One word to describe what New Horizon has sent us so far! Let us look at a quick timeline of events.
Ten years and three billion miles later, New Horizons has sent back something no one has ever seen before, a good picture of Pluto! The first high resolution images of Pluto shows young icy mountains of around 11000 ft with no evidence of craters. NASA has released the following images.
For years, the international astronomy community has been arguing if Pluto could be called a planet or dwarf planet. But New Horizon’s recent discovery has helped us understand, Pluto indeed belongs to a binary planet system – partnering with what was originally assumed to be its moon, Charon. Well, Hello there!
Click here to watch an amazing wobbly dance of this binary system, around a common center of mass. Each full revolution takes 6.4 earth days. Pluto and Charon are tidally locked to each other, showing the same face to one another. After the fabulous display of heart shaped surface, Pluto officially becomes the most romantic planet of the solar system (well, at least according to me!).
To give you a quick impression on how good these images are, check out what we knew about Pluto and Charon before.
Click on the image below to watch the animation.

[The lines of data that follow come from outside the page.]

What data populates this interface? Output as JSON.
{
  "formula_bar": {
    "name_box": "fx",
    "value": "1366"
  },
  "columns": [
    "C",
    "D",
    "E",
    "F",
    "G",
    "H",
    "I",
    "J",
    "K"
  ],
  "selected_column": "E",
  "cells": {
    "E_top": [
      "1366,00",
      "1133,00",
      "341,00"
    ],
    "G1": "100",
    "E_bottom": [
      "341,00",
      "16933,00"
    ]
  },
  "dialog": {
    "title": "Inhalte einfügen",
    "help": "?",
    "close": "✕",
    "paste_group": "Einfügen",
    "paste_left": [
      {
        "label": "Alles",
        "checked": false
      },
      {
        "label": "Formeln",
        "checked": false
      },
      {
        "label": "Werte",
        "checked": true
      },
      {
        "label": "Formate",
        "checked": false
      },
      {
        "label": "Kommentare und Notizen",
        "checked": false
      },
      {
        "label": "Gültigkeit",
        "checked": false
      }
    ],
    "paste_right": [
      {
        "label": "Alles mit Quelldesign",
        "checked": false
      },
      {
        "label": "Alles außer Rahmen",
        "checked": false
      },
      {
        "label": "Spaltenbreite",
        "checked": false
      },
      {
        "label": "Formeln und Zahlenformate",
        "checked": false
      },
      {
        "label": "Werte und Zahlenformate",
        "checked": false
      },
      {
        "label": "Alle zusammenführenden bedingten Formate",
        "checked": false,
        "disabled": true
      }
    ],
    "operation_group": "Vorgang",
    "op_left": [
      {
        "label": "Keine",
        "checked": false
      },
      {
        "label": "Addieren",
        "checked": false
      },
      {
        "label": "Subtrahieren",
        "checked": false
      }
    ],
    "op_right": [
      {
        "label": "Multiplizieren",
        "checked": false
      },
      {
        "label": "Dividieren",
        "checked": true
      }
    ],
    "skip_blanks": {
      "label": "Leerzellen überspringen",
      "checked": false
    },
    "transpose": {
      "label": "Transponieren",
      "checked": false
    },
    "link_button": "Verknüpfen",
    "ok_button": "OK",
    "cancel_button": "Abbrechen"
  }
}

So wonder what happens next? The mission will be continued and New Horizons will enter the Kupier belt! The simple of joy of exploring a whole new world. Thank you New Horizons. It was just a day, but well worth the wait for ten years.